■ **Source data**:
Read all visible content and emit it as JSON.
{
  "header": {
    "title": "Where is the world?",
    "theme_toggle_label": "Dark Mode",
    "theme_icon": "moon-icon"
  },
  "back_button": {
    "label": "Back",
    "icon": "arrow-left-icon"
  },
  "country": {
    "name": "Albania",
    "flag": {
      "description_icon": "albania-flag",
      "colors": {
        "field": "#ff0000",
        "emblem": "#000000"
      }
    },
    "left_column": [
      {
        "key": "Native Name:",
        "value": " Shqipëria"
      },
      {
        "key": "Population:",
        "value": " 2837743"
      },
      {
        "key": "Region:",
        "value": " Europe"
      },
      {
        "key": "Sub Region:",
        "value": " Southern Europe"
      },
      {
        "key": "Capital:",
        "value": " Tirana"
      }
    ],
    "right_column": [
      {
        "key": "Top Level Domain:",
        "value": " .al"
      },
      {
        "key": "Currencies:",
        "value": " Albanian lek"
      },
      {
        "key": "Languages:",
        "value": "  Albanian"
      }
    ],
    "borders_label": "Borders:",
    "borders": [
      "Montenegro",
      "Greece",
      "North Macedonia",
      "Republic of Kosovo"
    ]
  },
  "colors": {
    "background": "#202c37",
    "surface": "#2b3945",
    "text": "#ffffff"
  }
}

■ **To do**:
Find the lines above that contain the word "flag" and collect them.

■ **Answer to this exercise**:
    "flag": {
      "description_icon": "albania-flag",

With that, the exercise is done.